*Work to complete*.
The data follows. Retype every entry exactly.

[Records from a data source]
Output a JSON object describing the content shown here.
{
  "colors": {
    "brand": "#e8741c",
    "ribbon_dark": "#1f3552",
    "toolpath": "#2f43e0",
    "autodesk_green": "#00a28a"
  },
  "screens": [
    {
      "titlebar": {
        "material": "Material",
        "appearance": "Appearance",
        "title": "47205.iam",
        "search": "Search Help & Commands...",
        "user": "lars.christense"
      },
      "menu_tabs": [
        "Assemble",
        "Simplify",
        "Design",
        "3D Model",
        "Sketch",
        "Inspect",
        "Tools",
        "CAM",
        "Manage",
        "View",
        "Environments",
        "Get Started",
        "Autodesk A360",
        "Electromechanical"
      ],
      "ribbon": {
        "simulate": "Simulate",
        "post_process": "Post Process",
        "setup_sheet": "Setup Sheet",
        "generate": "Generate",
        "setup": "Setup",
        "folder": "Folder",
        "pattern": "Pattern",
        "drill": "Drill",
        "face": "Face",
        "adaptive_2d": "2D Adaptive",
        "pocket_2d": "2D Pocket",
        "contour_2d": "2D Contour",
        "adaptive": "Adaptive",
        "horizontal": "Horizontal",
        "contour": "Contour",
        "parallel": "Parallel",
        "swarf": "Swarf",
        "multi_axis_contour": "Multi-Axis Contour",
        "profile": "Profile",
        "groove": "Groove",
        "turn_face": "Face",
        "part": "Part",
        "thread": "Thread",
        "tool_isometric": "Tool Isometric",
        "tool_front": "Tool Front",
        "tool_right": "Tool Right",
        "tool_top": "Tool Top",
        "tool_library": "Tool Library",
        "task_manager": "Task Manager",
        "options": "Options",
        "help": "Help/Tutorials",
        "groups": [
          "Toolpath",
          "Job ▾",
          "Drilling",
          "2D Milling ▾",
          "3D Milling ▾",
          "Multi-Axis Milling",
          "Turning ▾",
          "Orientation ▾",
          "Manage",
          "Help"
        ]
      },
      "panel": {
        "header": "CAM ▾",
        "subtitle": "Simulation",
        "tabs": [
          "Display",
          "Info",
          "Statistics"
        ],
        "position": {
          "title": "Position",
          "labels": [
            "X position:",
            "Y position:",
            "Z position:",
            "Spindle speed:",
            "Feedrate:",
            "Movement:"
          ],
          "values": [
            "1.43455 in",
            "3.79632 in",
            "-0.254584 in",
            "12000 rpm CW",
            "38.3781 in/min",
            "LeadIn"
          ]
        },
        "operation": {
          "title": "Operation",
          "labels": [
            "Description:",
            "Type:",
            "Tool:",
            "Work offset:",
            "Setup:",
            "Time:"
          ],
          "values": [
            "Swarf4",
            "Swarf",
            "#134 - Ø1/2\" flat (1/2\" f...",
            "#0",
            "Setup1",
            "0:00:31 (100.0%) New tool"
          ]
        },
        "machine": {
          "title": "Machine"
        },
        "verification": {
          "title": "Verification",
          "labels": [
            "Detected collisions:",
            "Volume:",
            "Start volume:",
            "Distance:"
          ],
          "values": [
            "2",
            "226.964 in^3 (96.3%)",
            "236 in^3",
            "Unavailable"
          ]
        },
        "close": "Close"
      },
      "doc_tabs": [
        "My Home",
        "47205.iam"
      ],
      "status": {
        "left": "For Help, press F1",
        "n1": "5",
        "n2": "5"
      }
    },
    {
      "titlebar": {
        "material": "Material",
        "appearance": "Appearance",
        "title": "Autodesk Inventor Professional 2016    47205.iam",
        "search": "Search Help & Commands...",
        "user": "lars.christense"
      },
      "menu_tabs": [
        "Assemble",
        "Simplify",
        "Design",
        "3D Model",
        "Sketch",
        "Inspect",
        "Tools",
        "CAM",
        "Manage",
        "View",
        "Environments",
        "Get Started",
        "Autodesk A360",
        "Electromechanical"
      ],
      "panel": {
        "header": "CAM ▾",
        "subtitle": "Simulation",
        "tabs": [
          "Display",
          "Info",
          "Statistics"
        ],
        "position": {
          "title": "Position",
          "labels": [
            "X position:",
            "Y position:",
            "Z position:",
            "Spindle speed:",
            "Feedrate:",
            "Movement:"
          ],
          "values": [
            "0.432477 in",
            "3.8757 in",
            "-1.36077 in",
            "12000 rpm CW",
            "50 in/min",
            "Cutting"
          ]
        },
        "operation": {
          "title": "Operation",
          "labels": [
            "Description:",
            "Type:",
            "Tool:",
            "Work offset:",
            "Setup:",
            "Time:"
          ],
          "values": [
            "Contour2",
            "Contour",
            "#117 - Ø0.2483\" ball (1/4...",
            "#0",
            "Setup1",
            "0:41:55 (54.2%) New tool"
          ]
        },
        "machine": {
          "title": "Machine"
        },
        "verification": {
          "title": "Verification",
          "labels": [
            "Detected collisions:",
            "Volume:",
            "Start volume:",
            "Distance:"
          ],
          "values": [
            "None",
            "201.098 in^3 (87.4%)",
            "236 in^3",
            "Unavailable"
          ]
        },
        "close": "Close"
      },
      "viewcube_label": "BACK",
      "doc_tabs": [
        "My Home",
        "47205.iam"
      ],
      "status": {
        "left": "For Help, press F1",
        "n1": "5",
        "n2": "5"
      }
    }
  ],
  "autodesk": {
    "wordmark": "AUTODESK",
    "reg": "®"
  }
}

*Response for this exercise*.
Output a JSON object describing the content shown here.
{
  "colors": {
    "brand": "#e8741c",
    "ribbon_dark": "#1f3552",
    "toolpath": "#2f43e0",
    "autodesk_green": "#00a28a"
  },
  "screens": [
    {
      "titlebar": {
        "material": "Material",
        "appearance": "Appearance",
        "title": "47205.iam",
        "search": "Search Help & Commands...",
        "user": "lars.christense"
      },
      "menu_tabs": [
        "Assemble",
        "Simplify",
        "Design",
        "3D Model",
        "Sketch",
        "Inspect",
        "Tools",
        "CAM",
        "Manage",
        "View",
        "Environments",
        "Get Started",
        "Autodesk A360",
        "Electromechanical"
      ],
      "ribbon": {
        "simulate": "Simulate",
        "post_process": "Post Process",
        "setup_sheet": "Setup Sheet",
        "generate": "Generate",
        "setup": "Setup",
        "folder": "Folder",
        "pattern": "Pattern",
        "drill": "Drill",
        "face": "Face",
        "adaptive_2d": "2D Adaptive",
        "pocket_2d": "2D Pocket",
        "contour_2d": "2D Contour",
        "adaptive": "Adaptive",
        "horizontal": "Horizontal",
        "contour": "Contour",
        "parallel": "Parallel",
        "swarf": "Swarf",
        "multi_axis_contour": "Multi-Axis Contour",
        "profile": "Profile",
        "groove": "Groove",
        "turn_face": "Face",
        "part": "Part",
        "thread": "Thread",
        "tool_isometric": "Tool Isometric",
        "tool_front": "Tool Front",
        "tool_right": "Tool Right",
        "tool_top": "Tool Top",
        "tool_library": "Tool Library",
        "task_manager": "Task Manager",
        "options": "Options",
        "help": "Help/Tutorials",
        "groups": [
          "Toolpath",
          "Job ▾",
          "Drilling",
          "2D Milling ▾",
          "3D Milling ▾",
          "Multi-Axis Milling",
          "Turning ▾",
          "Orientation ▾",
          "Manage",
          "Help"
        ]
      },
      "panel": {
        "header": "CAM ▾",
        "subtitle": "Simulation",
        "tabs": [
          "Display",
          "Info",
          "Statistics"
        ],
        "position": {
          "title": "Position",
          "labels": [
            "X position:",
            "Y position:",
            "Z position:",
            "Spindle speed:",
            "Feedrate:",
            "Movement:"
          ],
          "values": [
            "1.43455 in",
            "3.79632 in",
            "-0.254584 in",
            "12000 rpm CW",
            "38.3781 in/min",
            "LeadIn"
          ]
        },
        "operation": {
          "title": "Operation",
          "labels": [
            "Description:",
            "Type:",
            "Tool:",
            "Work offset:",
            "Setup:",
            "Time:"
          ],
          "values": [
            "Swarf4",
            "Swarf",
            "#134 - Ø1/2\" flat (1/2\" f...",
            "#0",
            "Setup1",
            "0:00:31 (100.0%) New tool"
          ]
        },
        "machine": {
          "title": "Machine"
        },
        "verification": {
          "title": "Verification",
          "labels": [
            "Detected collisions:",
            "Volume:",
            "Start volume:",
            "Distance:"
          ],
          "values": [
            "2",
            "226.964 in^3 (96.3%)",
            "236 in^3",
            "Unavailable"
          ]
        },
        "close": "Close"
      },
      "doc_tabs": [
        "My Home",
        "47205.iam"
      ],
      "status": {
        "left": "For Help, press F1",
        "n1": "5",
        "n2": "5"
      }
    },
    {
      "titlebar": {
        "material": "Material",
        "appearance": "Appearance",
        "title": "Autodesk Inventor Professional 2016    47205.iam",
        "search": "Search Help & Commands...",
        "user": "lars.christense"
      },
      "menu_tabs": [
        "Assemble",
        "Simplify",
        "Design",
        "3D Model",
        "Sketch",
        "Inspect",
        "Tools",
        "CAM",
        "Manage",
        "View",
        "Environments",
        "Get Started",
        "Autodesk A360",
        "Electromechanical"
      ],
      "panel": {
        "header": "CAM ▾",
        "subtitle": "Simulation",
        "tabs": [
          "Display",
          "Info",
          "Statistics"
        ],
        "position": {
          "title": "Position",
          "labels": [
            "X position:",
            "Y position:",
            "Z position:",
            "Spindle speed:",
            "Feedrate:",
            "Movement:"
          ],
          "values": [
            "0.432477 in",
            "3.8757 in",
            "-1.36077 in",
            "12000 rpm CW",
            "50 in/min",
            "Cutting"
          ]
        },
        "operation": {
          "title": "Operation",
          "labels": [
            "Description:",
            "Type:",
            "Tool:",
            "Work offset:",
            "Setup:",
            "Time:"
          ],
          "values": [
            "Contour2",
            "Contour",
            "#117 - Ø0.2483\" ball (1/4...",
            "#0",
            "Setup1",
            "0:41:55 (54.2%) New tool"
          ]
        },
        "machine": {
          "title": "Machine"
        },
        "verification": {
          "title": "Verification",
          "labels": [
            "Detected collisions:",
            "Volume:",
            "Start volume:",
            "Distance:"
          ],
          "values": [
            "None",
            "201.098 in^3 (87.4%)",
            "236 in^3",
            "Unavailable"
          ]
        },
        "close": "Close"
      },
      "viewcube_label": "BACK",
      "doc_tabs": [
        "My Home",
        "47205.iam"
      ],
      "status": {
        "left": "For Help, press F1",
        "n1": "5",
        "n2": "5"
      }
    }
  ],
  "autodesk": {
    "wordmark": "AUTODESK",
    "reg": "®"
  }
}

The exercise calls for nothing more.